WHAT NEEDS TO BE DONE: Scan the records below. List lines holding "structured".
--- START ---
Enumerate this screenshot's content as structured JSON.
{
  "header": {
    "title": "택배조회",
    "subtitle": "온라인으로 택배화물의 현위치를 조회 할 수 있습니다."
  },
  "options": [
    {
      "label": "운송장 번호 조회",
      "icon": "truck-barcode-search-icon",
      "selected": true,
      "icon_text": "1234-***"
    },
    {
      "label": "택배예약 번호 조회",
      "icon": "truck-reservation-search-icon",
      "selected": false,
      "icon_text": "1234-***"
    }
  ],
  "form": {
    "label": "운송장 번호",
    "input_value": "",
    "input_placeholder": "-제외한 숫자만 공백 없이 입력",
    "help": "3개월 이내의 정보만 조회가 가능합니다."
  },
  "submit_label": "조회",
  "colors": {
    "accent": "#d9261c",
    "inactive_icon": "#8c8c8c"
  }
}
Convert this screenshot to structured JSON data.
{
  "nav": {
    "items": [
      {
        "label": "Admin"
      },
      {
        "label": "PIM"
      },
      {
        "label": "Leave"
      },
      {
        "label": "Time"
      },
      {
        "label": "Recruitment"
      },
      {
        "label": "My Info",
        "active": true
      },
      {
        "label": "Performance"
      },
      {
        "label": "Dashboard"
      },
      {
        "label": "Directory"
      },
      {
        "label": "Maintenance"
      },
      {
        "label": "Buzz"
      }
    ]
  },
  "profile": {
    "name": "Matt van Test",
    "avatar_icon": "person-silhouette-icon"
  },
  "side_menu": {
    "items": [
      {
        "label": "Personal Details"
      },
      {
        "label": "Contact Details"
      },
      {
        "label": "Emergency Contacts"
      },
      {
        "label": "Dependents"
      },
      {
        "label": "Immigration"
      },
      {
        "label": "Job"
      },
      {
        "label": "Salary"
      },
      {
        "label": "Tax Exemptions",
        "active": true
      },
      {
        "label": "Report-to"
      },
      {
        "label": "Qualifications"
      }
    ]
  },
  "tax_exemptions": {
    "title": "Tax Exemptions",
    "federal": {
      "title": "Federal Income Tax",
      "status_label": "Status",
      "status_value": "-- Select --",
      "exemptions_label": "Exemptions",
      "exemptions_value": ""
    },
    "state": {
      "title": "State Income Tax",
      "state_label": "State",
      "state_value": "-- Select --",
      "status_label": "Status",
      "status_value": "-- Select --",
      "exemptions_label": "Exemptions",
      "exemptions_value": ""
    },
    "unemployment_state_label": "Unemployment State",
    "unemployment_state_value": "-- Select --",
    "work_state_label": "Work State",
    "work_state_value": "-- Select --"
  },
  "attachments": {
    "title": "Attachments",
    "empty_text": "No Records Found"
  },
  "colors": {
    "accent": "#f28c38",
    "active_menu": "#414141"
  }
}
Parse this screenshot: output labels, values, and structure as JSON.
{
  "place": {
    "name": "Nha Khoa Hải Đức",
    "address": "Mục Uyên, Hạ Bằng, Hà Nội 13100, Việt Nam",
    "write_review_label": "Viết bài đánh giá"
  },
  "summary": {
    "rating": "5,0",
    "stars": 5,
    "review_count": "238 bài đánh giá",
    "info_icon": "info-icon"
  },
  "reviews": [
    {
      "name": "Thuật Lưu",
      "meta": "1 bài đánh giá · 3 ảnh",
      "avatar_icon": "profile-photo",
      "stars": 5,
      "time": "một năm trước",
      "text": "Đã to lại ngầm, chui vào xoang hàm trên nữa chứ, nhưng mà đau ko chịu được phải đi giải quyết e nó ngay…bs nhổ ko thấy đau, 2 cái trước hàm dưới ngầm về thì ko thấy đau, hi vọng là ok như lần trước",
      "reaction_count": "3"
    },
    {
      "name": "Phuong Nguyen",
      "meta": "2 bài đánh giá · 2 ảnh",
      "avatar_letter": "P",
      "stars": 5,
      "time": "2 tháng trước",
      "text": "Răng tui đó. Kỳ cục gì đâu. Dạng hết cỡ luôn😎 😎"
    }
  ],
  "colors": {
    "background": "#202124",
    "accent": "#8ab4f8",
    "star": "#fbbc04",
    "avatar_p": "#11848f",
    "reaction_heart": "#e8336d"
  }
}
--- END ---
YOUR SOLUTION:
Enumerate this screenshot's content as structured JSON.
Convert this screenshot to structured JSON data.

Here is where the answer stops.